HOW TO COMPLETE THIS TASK ▸
The entries are to be written out word for word, with their images left out.

MATERIAL FOR THIS TASK ▸
-*-
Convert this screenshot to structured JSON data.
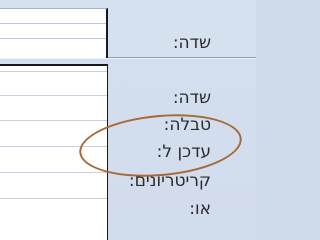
{
  "colors": {
    "panel_background": "#cfdaeb",
    "grid_background": "#ffffff",
    "grid_border": "#1a1a1a",
    "text": "#2b2b2b",
    "highlight_ellipse": "#a86a35"
  },
  "top_pane": {
    "field_label": "שדה:"
  },
  "bottom_pane": {
    "row_labels": [
      "שדה:",
      "טבלה:",
      "עדכן ל:",
      "קריטריונים:",
      "או:"
    ]
  },
  "annotation": {
    "highlighted_row": "עדכן ל:"
  }
}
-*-
TASK RESPONSE ▸
Convert this screenshot to structured JSON data.
{
  "colors": {
    "panel_background": "#cfdaeb",
    "grid_background": "#ffffff",
    "grid_border": "#1a1a1a",
    "text": "#2b2b2b",
    "highlight_ellipse": "#a86a35"
  },
  "top_pane": {
    "field_label": "שדה:"
  },
  "bottom_pane": {
    "row_labels": [
      "שדה:",
      "טבלה:",
      "עדכן ל:",
      "קריטריונים:",
      "או:"
    ]
  },
  "annotation": {
    "highlighted_row": "עדכן ל:"
  }
}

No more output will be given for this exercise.